In its first year offering e-books and digital comics, Humble Bundle, the promotional site that lets readers pay what they wish for bundles of DRM-free content, released 18 e-book bundles that generated $4.75 million in revenue. Of that revenue, $3 million was generated by comics alone.
Out of the 18 DRM-free e-book bundles released by the site in 2014, 10 bundles were made up entirely of comics. The average bundle, according to Humble Bundle, generated $265,000.
Humble Bundle director of e-books Kelley Allen called the site’s first year offering bundles of prose e-books and digital comics, a rousing success; she expects to release two more bundles by year’s end.
Humble Bundle, which allows its users to designate part of their payment to go to a charity of their choice, also generated (from the 18 bundles it released in the year) $1.2 million for charities. Among the charities that have benefited from Humble Bundle's approach are Doctors Without Borders, the Comic Book Legal Defense Fund, First Book, Feeding America, and the Science Fiction & Fantasy Writers of America Emergency Medical Fund.

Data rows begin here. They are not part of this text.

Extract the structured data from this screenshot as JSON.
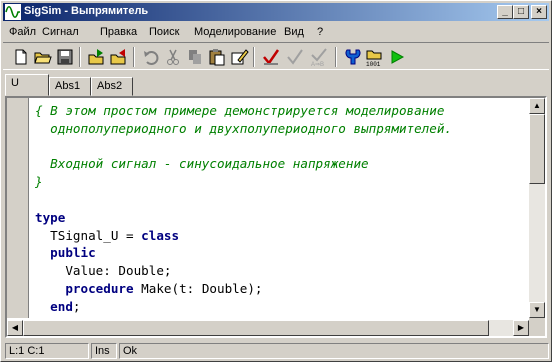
{
  "window": {
    "title": "SigSim - Выпрямитель",
    "minimize": "_",
    "maximize": "□",
    "close": "×"
  },
  "menu": [
    {
      "label": "Файл"
    },
    {
      "label": "Сигнал"
    },
    {
      "label": "Правка"
    },
    {
      "label": "Поиск"
    },
    {
      "label": "Моделирование"
    },
    {
      "label": "Вид"
    },
    {
      "label": "?"
    }
  ],
  "toolbar": {
    "icons": [
      "new-file-icon",
      "open-folder-icon",
      "save-icon",
      "import-signal-icon",
      "export-signal-icon",
      "undo-icon",
      "cut-icon",
      "copy-icon",
      "paste-icon",
      "edit-icon",
      "check-icon",
      "check-disabled-icon",
      "check-ab-icon",
      "settings-icon",
      "compile-icon",
      "run-icon"
    ]
  },
  "tabs": [
    {
      "label": "U",
      "active": true
    },
    {
      "label": "Abs1",
      "active": false
    },
    {
      "label": "Abs2",
      "active": false
    }
  ],
  "code_lines": [
    [
      {
        "t": "{ В этом простом примере демонстрируется моделирование",
        "c": "cm"
      }
    ],
    [
      {
        "t": "  однополупериодного и двухполупериодного выпрямителей.",
        "c": "cm"
      }
    ],
    [
      {
        "t": "",
        "c": "tx"
      }
    ],
    [
      {
        "t": "  Входной сигнал - синусоидальное напряжение",
        "c": "cm"
      }
    ],
    [
      {
        "t": "}",
        "c": "cm"
      }
    ],
    [
      {
        "t": "",
        "c": "tx"
      }
    ],
    [
      {
        "t": "type",
        "c": "kw"
      }
    ],
    [
      {
        "t": "  TSignal_U = ",
        "c": "tx"
      },
      {
        "t": "class",
        "c": "kw"
      }
    ],
    [
      {
        "t": "  public",
        "c": "kw"
      }
    ],
    [
      {
        "t": "    Value: Double;",
        "c": "tx"
      }
    ],
    [
      {
        "t": "    ",
        "c": "tx"
      },
      {
        "t": "procedure",
        "c": "kw"
      },
      {
        "t": " Make(t: Double);",
        "c": "tx"
      }
    ],
    [
      {
        "t": "  end",
        "c": "kw"
      },
      {
        "t": ";",
        "c": "tx"
      }
    ]
  ],
  "status": {
    "position": "L:1  C:1",
    "mode": "Ins",
    "message": "Ok"
  },
  "colors": {
    "titlebar_start": "#0a246a",
    "titlebar_end": "#a6caf0",
    "comment": "#008000",
    "keyword": "#000080"
  }
}
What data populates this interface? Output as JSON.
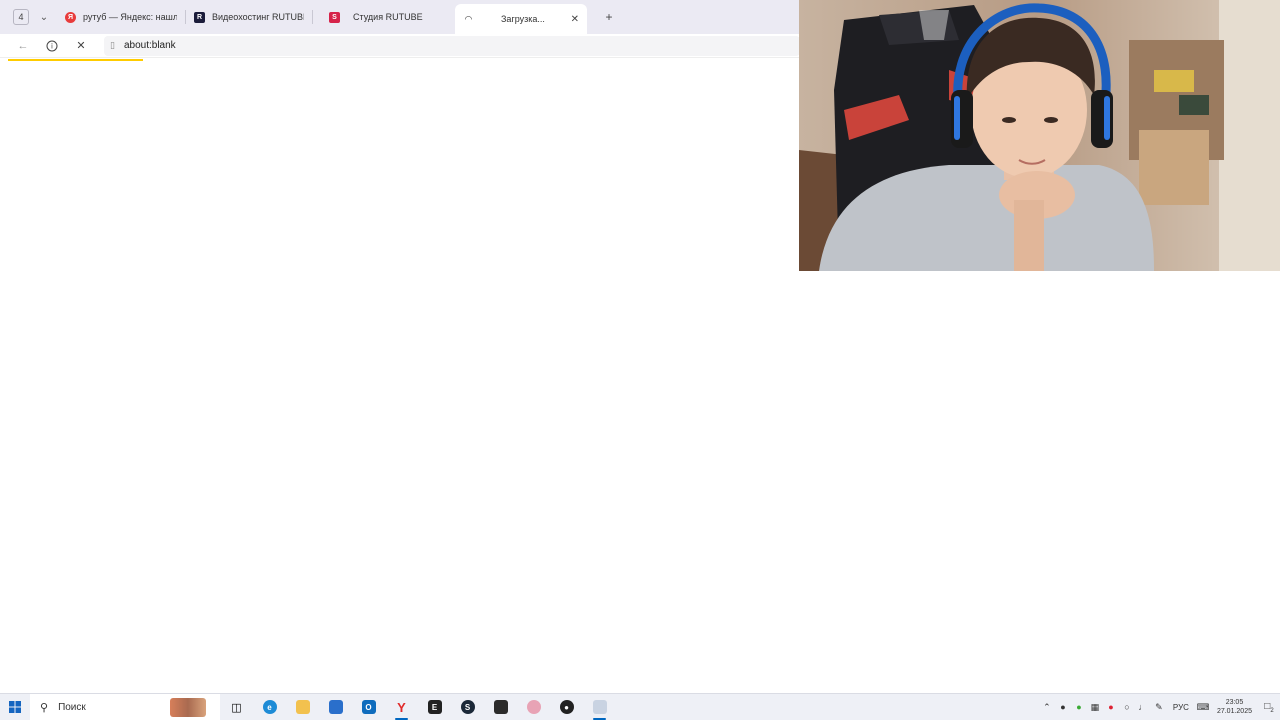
{
  "browser": {
    "tab_count": "4",
    "tabs": [
      {
        "label": "рутуб — Яндекс: нашлось",
        "favicon": "yandex-icon",
        "color": "#e83b3b"
      },
      {
        "label": "Видеохостинг RUTUBE. С",
        "favicon": "rutube-icon",
        "color": "#1b1c3a"
      },
      {
        "label": "Студия RUTUBE",
        "favicon": "rutube-studio-icon",
        "color": "#d6234a"
      },
      {
        "label": "Загрузка...",
        "favicon": "loading-spinner-icon",
        "color": "#333333",
        "active": true
      }
    ],
    "address": "about:blank",
    "loading_progress": 0.17
  },
  "taskbar": {
    "search_placeholder": "Поиск",
    "language": "РУС",
    "time": "23:05",
    "date": "27.01.2025",
    "notification_count": "2"
  },
  "colors": {
    "accent_yellow": "#ffcc00",
    "tabbar_bg": "#ebeaf3",
    "taskbar_bg": "#eef0f6",
    "windows_blue": "#0067c0"
  }
}
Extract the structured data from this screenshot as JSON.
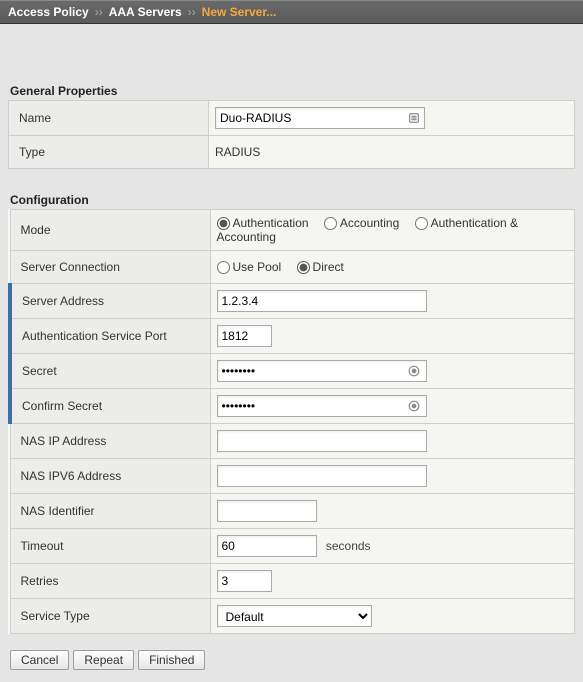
{
  "breadcrumb": {
    "seg1": "Access Policy",
    "seg2": "AAA Servers",
    "seg3": "New Server..."
  },
  "sections": {
    "general": {
      "title": "General Properties",
      "name_label": "Name",
      "name_value": "Duo-RADIUS",
      "type_label": "Type",
      "type_value": "RADIUS"
    },
    "config": {
      "title": "Configuration",
      "mode_label": "Mode",
      "mode_options": {
        "auth": "Authentication",
        "acct": "Accounting",
        "both": "Authentication & Accounting"
      },
      "server_conn_label": "Server Connection",
      "server_conn_options": {
        "pool": "Use Pool",
        "direct": "Direct"
      },
      "server_addr_label": "Server Address",
      "server_addr_value": "1.2.3.4",
      "auth_port_label": "Authentication Service Port",
      "auth_port_value": "1812",
      "secret_label": "Secret",
      "secret_value": "••••••••",
      "confirm_secret_label": "Confirm Secret",
      "confirm_secret_value": "••••••••",
      "nas_ip_label": "NAS IP Address",
      "nas_ip_value": "",
      "nas_ipv6_label": "NAS IPV6 Address",
      "nas_ipv6_value": "",
      "nas_id_label": "NAS Identifier",
      "nas_id_value": "",
      "timeout_label": "Timeout",
      "timeout_value": "60",
      "timeout_unit": "seconds",
      "retries_label": "Retries",
      "retries_value": "3",
      "svc_type_label": "Service Type",
      "svc_type_value": "Default"
    }
  },
  "buttons": {
    "cancel": "Cancel",
    "repeat": "Repeat",
    "finished": "Finished"
  }
}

Founded in San Francisco, Humble Bundle was launched as a promotional platform for video games. Now, the site attracts millions of fans, on a weekly basis, who are looking for the discounted bundles. This year Humble Bundle added a regular e-book promotion to its offerings, allowing customers, every two weeks, to purchase themed bundles of DRM-free prose and digital comics.
“The numbers generated by the book bundles look like a rounding error in comparison to video games,” said Allen, who formerly worked for Disney Publishing Worldwide and Random House New Media, among others.
The DRM-free bundles have reached millions of new readers, Allen explained, in part by putting publishers' content in front of a stream of new customers, namely Humble Bundle's customer base of video-gamers. Allen said the e-book bundles are high value, and attractive to the video game community, especially the comics bundles. “The bundles attract a demographic aged 12 to late 30s, [which is] a high-spending and vocal demographic,” she explained. “The bundles also challenge the stereotype that video-gamers don’t read,” she added, emphasizing that bundle buyers often, “read digital first, and then go out and buy in print.”
Because of Humble Bundle’s ability to drive traffic to its content, trade book publishers and comics publishers are beginning to, as Allen put it, “come around to DRM-free distribution." However, Allen noted, "comics publishers are much more flexible.”
Over the last year, though, Humble Bundle has been working with more trade publishers, including S&S, Open Road, Scholastic and HarperCollins. The site has also worked with such comics houses as IDW, Image, Boom! Archie Comics, Vertical, Dynamite, Antarctic Press, Valiant, Oni Press, Dark Horse, Madefire and Skybound. Among the bundles the site released in 2014 were a collection of Dr. Who comics, a sci-fi bundle featuring Open Road titles, a horror bundle, and an IDW Star Trek comics bundle.
In terms of rights, Humble Bundle usually requests world rights for its DRM-Free bundles. “We want the bundles to be available to everyone no matter where they are,” Allen said. While most bundles feature titles from a singe publisher, Humble Bundle has done multi-publisher bundles. Those, however, require several months to put together, with the need to get all the rights approved. Humble Bundle has now created a “master services agreement” for each bundle, with an addendum executed for each publisher.
While Humble Bundle tends to on backlist titles, the site has done bundles with frontlist works, when it is able to obtain the rights. “We experiment to find what people like. We work well with comics publishers, who see our bundles as a terrific form of book discovery. They really want people to get a taste of their series,” Allen said.
Although it's taken longer to convince the trade houses of Humble Bundle's value, Allen said she expects to have more trade book bundles in 2015.